Southern Native Azaleas
- Over a dozen wild azalea varieties do well in the hardiness zones shared by the Ozark and Smoky Mountains, the coolest of which is USDA zone 6a. Flowers range from whites with yellow accents or pink shading to strong reds, oranges and yellows. Descriptions suggest that purple tones enter the wild azalea palette in cooler growing areas; they are not typical of southern native azaleas. Plants tolerate full sun to partial shade.
- Different sources offer different distinctions between native azaleas originating in Arkansas and wild azaleas growing well in Arkansas. R. canescens, also called the honeysuckle azalea, is claimed by some growers as an Arkansas native, as is the swamp azalea R. viscosum, Both varieties have white to white-pink flowers. The University of Arkansas Cooperative Extension Service adds R. alabamense (in spite of the Alabama descriptor), R. arborescens or sweet azalea, and flame azaleas, R. calendulaceum, to its list of native recommendations, thus expanding both the color and fragrance range of native azaleas.

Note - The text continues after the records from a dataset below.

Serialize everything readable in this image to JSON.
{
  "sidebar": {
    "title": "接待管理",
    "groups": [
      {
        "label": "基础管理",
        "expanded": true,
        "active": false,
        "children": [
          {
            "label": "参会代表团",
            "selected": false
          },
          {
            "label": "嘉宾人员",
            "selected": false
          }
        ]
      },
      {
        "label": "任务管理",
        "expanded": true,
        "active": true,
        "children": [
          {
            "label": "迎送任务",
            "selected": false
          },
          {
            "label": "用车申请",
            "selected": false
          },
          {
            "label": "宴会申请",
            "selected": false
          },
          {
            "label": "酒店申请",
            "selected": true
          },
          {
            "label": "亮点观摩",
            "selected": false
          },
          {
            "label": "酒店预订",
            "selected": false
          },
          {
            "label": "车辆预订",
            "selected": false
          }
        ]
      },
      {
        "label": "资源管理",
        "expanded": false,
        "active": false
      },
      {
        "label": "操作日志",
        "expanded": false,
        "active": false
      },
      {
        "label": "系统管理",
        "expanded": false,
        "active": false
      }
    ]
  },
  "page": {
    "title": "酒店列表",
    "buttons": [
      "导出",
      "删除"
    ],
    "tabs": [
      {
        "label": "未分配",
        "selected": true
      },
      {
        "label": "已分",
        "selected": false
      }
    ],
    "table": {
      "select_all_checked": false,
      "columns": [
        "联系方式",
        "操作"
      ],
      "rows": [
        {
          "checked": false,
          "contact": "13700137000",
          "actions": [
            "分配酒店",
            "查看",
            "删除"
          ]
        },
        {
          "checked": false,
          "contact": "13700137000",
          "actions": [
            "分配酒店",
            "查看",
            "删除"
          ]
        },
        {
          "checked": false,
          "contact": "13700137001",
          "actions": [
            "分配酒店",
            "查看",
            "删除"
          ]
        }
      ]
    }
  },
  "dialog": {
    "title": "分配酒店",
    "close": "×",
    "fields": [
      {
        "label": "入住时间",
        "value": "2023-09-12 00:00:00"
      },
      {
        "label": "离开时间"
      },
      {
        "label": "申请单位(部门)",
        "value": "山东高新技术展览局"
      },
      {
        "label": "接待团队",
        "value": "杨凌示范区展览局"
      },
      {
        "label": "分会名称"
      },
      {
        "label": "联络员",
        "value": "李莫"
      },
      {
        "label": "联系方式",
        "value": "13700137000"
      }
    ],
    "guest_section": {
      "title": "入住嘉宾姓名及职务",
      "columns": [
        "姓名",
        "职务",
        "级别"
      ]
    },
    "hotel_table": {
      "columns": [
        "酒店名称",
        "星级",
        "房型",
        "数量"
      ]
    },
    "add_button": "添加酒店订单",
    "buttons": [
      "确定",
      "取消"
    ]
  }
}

- Lists of Arkansas native wild azaleas tend to be inclusive rather than exclusive, noting that different varieties with shared needs may grow in close proximity or across a broad band of hospitable geography. The Texas azalea, R. oblongifolium, and Alabama azalea, R. alabamense, may therefore be found in Arkansas as well as the states for which they were named. R. canescens, claimed by Arkansas, appears in the Georgia Piedmont and the Carolinas. The botanical equivalent of Southern hospitality creates confusion about exact varieties in specific locations, but the beauty and diversity of wild native azaleas makes untangling the confusion a pleasure rather than a chore.